Instrumentation should begin with answering the most pressing business question. From there, team members can use your product analytics solution to find an answer. Then, your instrumentation team should have the freedom to learn and apply product analytics to other use cases. Note that instrumentation will include some upfront engineering work, but it’s this investment that allows your team to explore clear and useful data for years to come.
Implement Effective Data Governance
Data democracy means that all teams have access to product analytics and can trust the results. Maintaining this access is the responsibility of data governors, who set the standards for how the data will be used and educating the team.

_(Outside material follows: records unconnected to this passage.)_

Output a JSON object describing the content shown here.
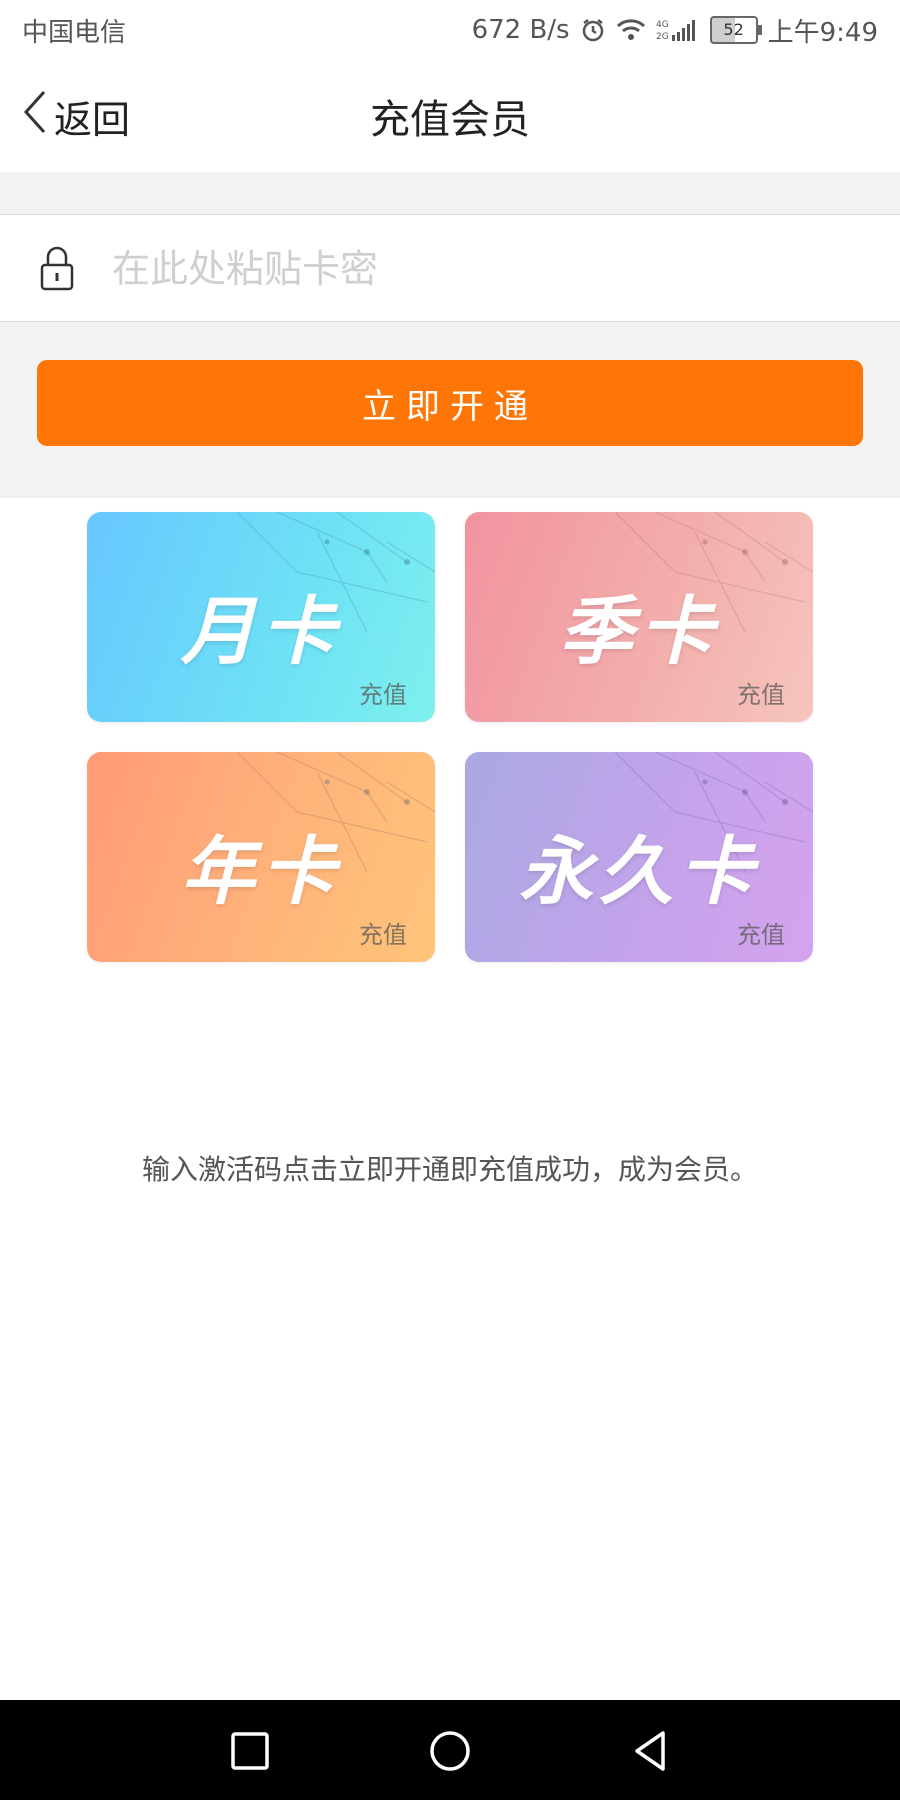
{
  "status_bar": {
    "carrier": "中国电信",
    "speed": "672 B/s",
    "network": "4G 2G",
    "battery": "52",
    "time": "上午9:49"
  },
  "nav": {
    "back_label": "返回",
    "title": "充值会员"
  },
  "form": {
    "placeholder": "在此处粘贴卡密",
    "value": "",
    "submit_label": "立即开通"
  },
  "cards": [
    {
      "name": "月卡",
      "tag": "充值"
    },
    {
      "name": "季卡",
      "tag": "充值"
    },
    {
      "name": "年卡",
      "tag": "充值"
    },
    {
      "name": "永久卡",
      "tag": "充值"
    }
  ],
  "hint": "输入激活码点击立即开通即充值成功，成为会员。",
  "colors": {
    "accent": "#ff7506",
    "background_band": "#f2f2f2",
    "month_card": "#67c6ff",
    "season_card": "#f2939f",
    "year_card": "#ff9a78",
    "forever_card": "#b7a4e8"
  },
  "icons": {
    "back": "chevron-left-icon",
    "lock": "lock-icon",
    "alarm": "alarm-icon",
    "wifi": "wifi-icon",
    "signal": "signal-icon",
    "battery": "battery-icon",
    "sys_recent": "square-recent-icon",
    "sys_home": "circle-home-icon",
    "sys_back": "triangle-back-icon"
  }
}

Typically, this role sits on the data science team and works closely with both engineers and product managers.
Your data governors own the data taxonomy, and become the go-to people for questions about tracking. They are also responsible for updating the standards with any changes that occur within the data over time.

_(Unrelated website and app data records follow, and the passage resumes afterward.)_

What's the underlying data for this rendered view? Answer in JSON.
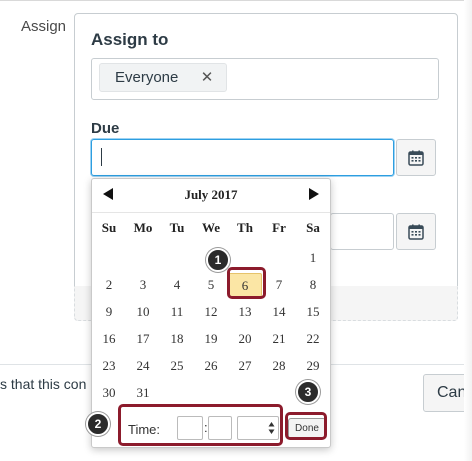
{
  "form": {
    "assign_label": "Assign",
    "assign_to_heading": "Assign to",
    "assignee_token": "Everyone",
    "remove_glyph": "✕",
    "due_heading": "Due",
    "due_value": "",
    "notify_text": "s that this con",
    "cancel_label": "Can"
  },
  "datepicker": {
    "month_label": "July 2017",
    "weekdays": [
      "Su",
      "Mo",
      "Tu",
      "We",
      "Th",
      "Fr",
      "Sa"
    ],
    "weeks": [
      [
        "",
        "",
        "",
        "",
        "",
        "",
        "1"
      ],
      [
        "2",
        "3",
        "4",
        "5",
        "6",
        "7",
        "8"
      ],
      [
        "9",
        "10",
        "11",
        "12",
        "13",
        "14",
        "15"
      ],
      [
        "16",
        "17",
        "18",
        "19",
        "20",
        "21",
        "22"
      ],
      [
        "23",
        "24",
        "25",
        "26",
        "27",
        "28",
        "29"
      ],
      [
        "30",
        "31",
        "",
        "",
        "",
        "",
        ""
      ]
    ],
    "selected_day": "6",
    "time_label": "Time:",
    "time_separator": ":",
    "hour_value": "",
    "minute_value": "",
    "ampm_value": "",
    "done_label": "Done"
  },
  "callouts": [
    "1",
    "2",
    "3"
  ],
  "icons": {
    "calendar": "calendar-icon",
    "prev": "triangle-left-icon",
    "next": "triangle-right-icon",
    "remove": "close-icon"
  },
  "colors": {
    "highlight": "#8c1b2c",
    "selected_day_bg": "#fbe6a5",
    "focus_border": "#2d9ee0",
    "callout_bg": "#2b2b2b"
  }
}
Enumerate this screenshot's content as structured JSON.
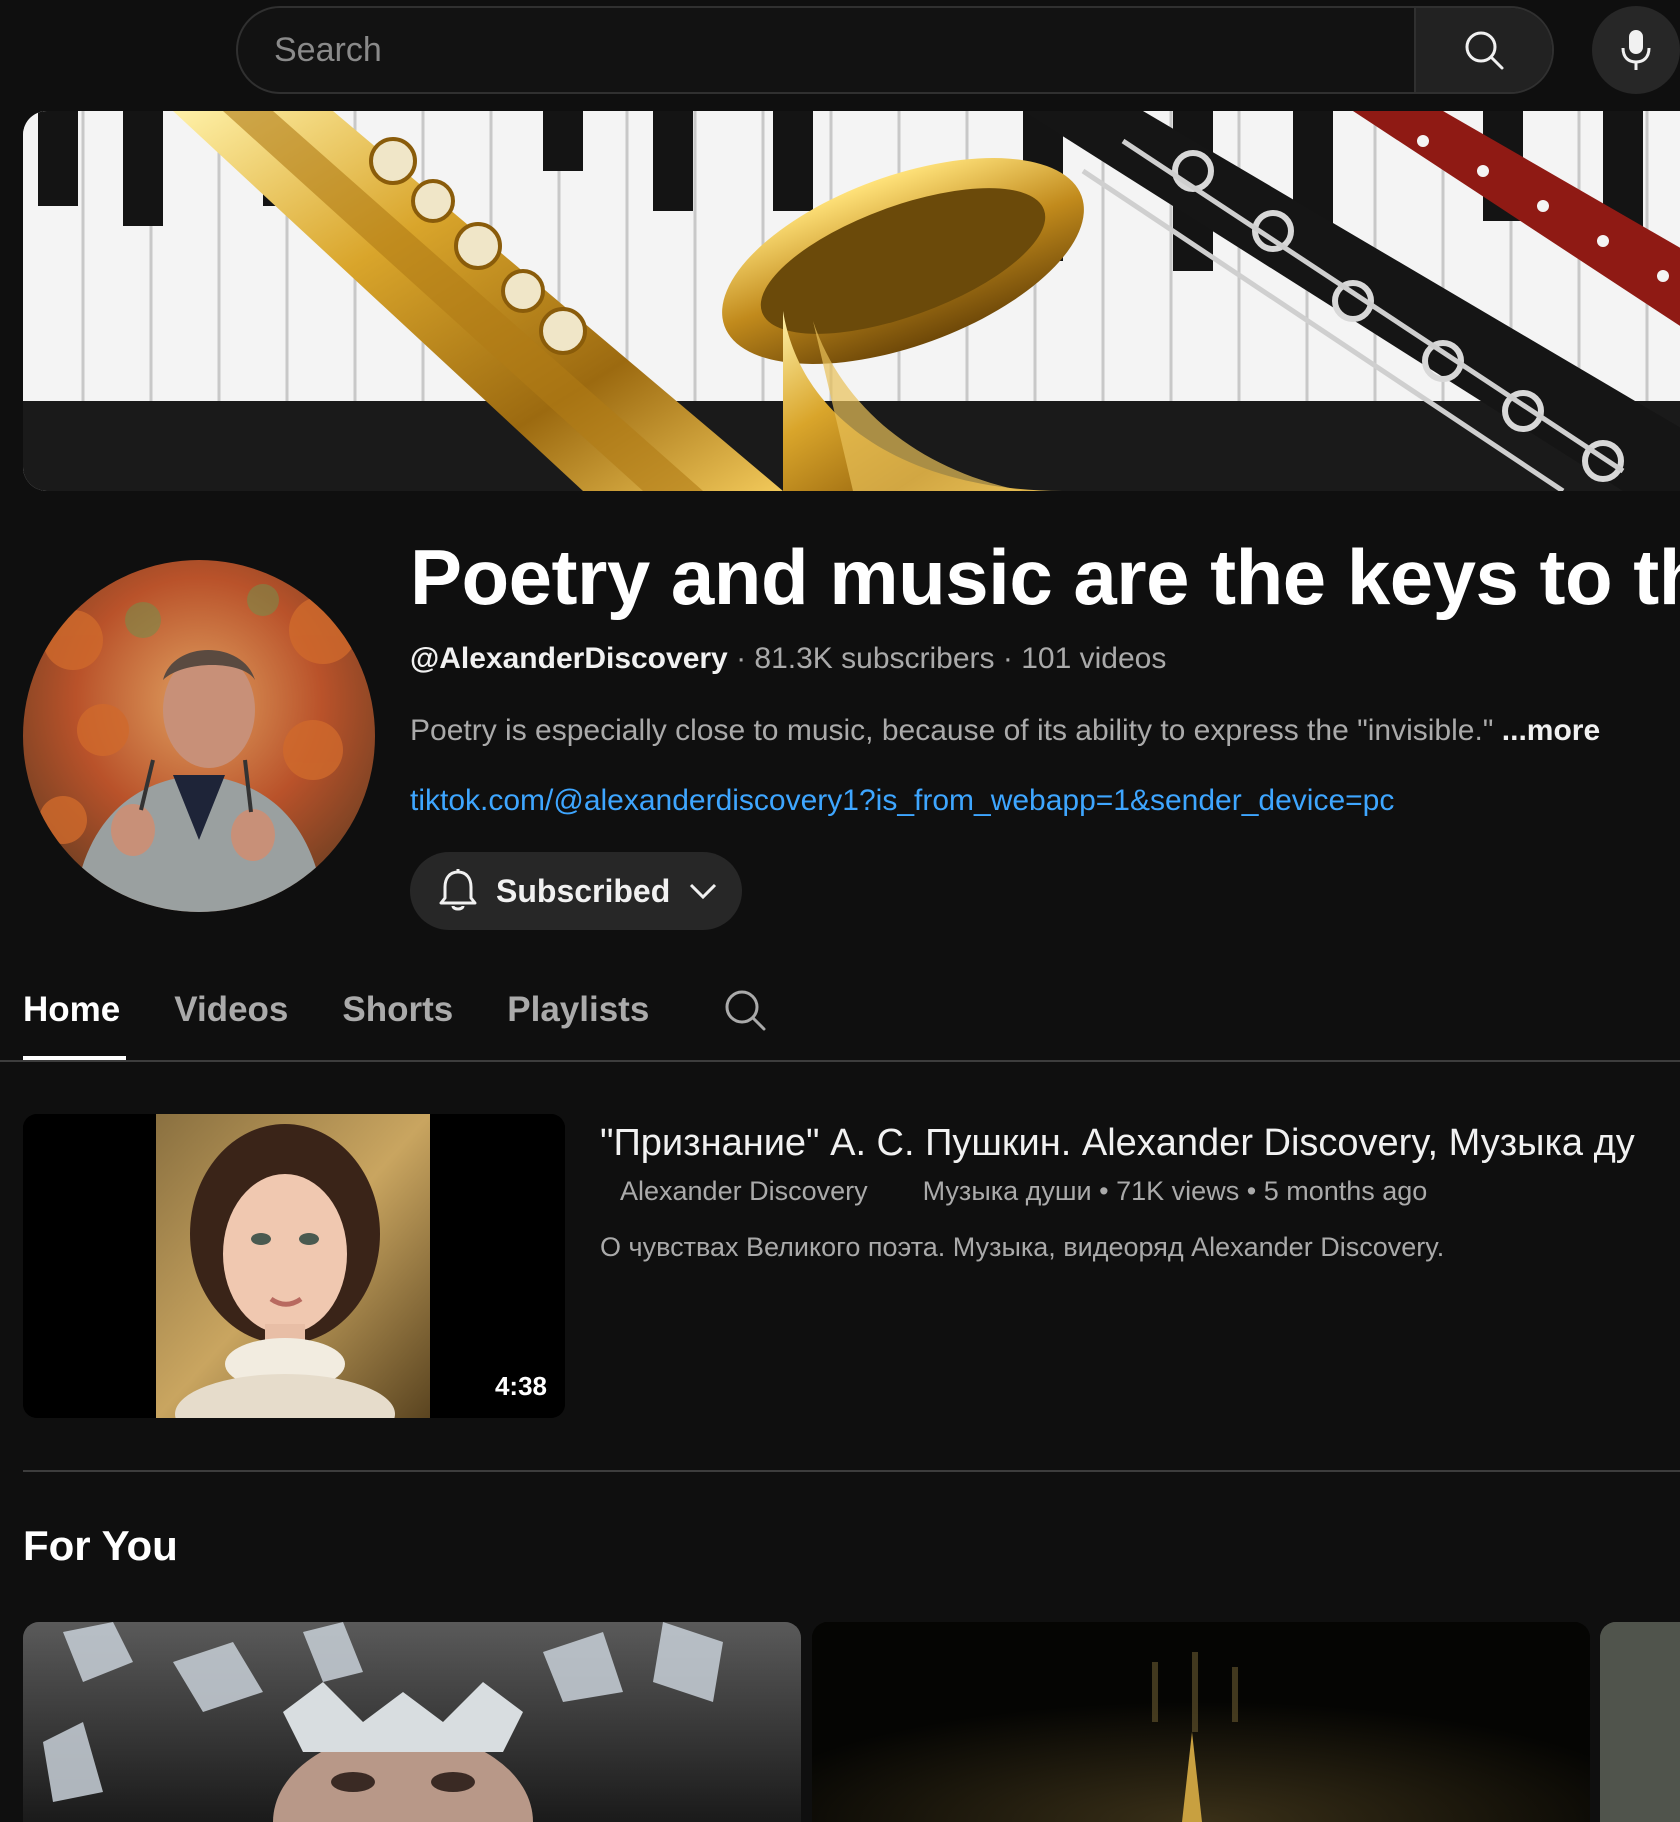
{
  "search": {
    "placeholder": "Search",
    "search_icon": "search-icon",
    "mic_icon": "mic-icon"
  },
  "channel": {
    "title": "Poetry and music are the keys to the",
    "handle": "@AlexanderDiscovery",
    "subscribers": "81.3K subscribers",
    "videos": "101 videos",
    "description": "Poetry is especially close to music, because of its ability to express the \"invisible.\"",
    "more_label": "...more",
    "link": "tiktok.com/@alexanderdiscovery1?is_from_webapp=1&sender_device=pc",
    "subscribe_label": "Subscribed"
  },
  "tabs": [
    {
      "label": "Home",
      "active": true
    },
    {
      "label": "Videos",
      "active": false
    },
    {
      "label": "Shorts",
      "active": false
    },
    {
      "label": "Playlists",
      "active": false
    }
  ],
  "featured": {
    "title": "\"Признание\" А. С. Пушкин. Alexander Discovery, Музыка ду",
    "author": "Alexander Discovery",
    "playlist": "Музыка  души",
    "views": "71K views",
    "age": "5 months ago",
    "description": "О чувствах Великого поэта. Музыка, видеоряд Alexander Discovery.",
    "duration": "4:38"
  },
  "for_you": {
    "title": "For You"
  },
  "colors": {
    "background": "#0f0f0f",
    "link": "#3ea6ff",
    "muted_text": "#aaaaaa",
    "button_bg": "#272727"
  }
}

Connect Multiple Products Through Integrations
While your product is the primary source of data, you may have data stored in other platforms. Integrate your product analytics platform with popular tools to combine disparate data sets and form a complete picture of your customers.
- Salesforce CRM integration can analyze accounts and create group-level properties
- Zendesk integration lets your organization share all user data for full-circle tracking
- Amazon Redshift integration allows ad hoc queries without ETL processes
- MParticle integration can track events and users along the entire customer lifecycle
- Facebook Ads integration can create custom audiences from behavioral data
- Intercom integration can target customers with personalized campaigns and messaging
Learn from Success Stories
Even with these steps, you may still be left wondering how to best implement product analytics within your company. Case studies are a great source for learning how other businesses use product analytics to grow their digital products.
- HubSpot used a combination build-and-buy product analytics strategy to understand user behavior and build great digital products.
- UnderArmour relies on product analytics for segmentation, funnels, and more within their popular fitness apps.
- Instacart used product analytics to increase checkout completions.
- GoFundMe completed product experimentation with A/B tests to increase donations.
- Slate used data to effectively launch a paywall model.
Product Analytics Compared to Other Solutions
There are many solutions out there that try to answer questions about engagement, product usage, and more. However, other solutions have gaps that only product analytics can fill.
- Mobile and web analytics (like Google Analytics) are built around analyzing marketing spend, such as SEO and page metrics. Product analytics goes deeper by adding behavioral data, deeper exploration of data, and more flexibility to act on insights directly from the platform.
- Business intelligence (BI) tools can give you insights and trends but usually have a steep learning curve. BI tools are best suited for guiding strategy rather than tactical, actionable insights for a product.
- Data management platforms collect, store, and organize data. However, they often cannot perform granular user analysis. They also require someone with advanced query-writing skills, limiting the ability to democratize the data.
Teams that use these tools in combination with a product analytics platform get the best of both worlds. They meet a specific purpose, but product analytics fills the gap where each of these other solutions falls short.
Amplitude: The Right Solution for Your Product Analytics
Here at Amplitude, we’ve been leading the conversation about product analytics for years. We believe that product analytics needs to be real-time, collaborative, and self-serve to align company vision during rapid cycles of iteration. It needs to be easy to use so that it’s widely adopted and creates a data-driven company culture.
Amplitude is the #1 ranked product analytics solution in G2, and a must for companies with a digital-first mindset that want data to guide both their product and business strategy. From the point of instrumentation through ongoing growth, our team is here to help you find the insights to have the maximum business impact.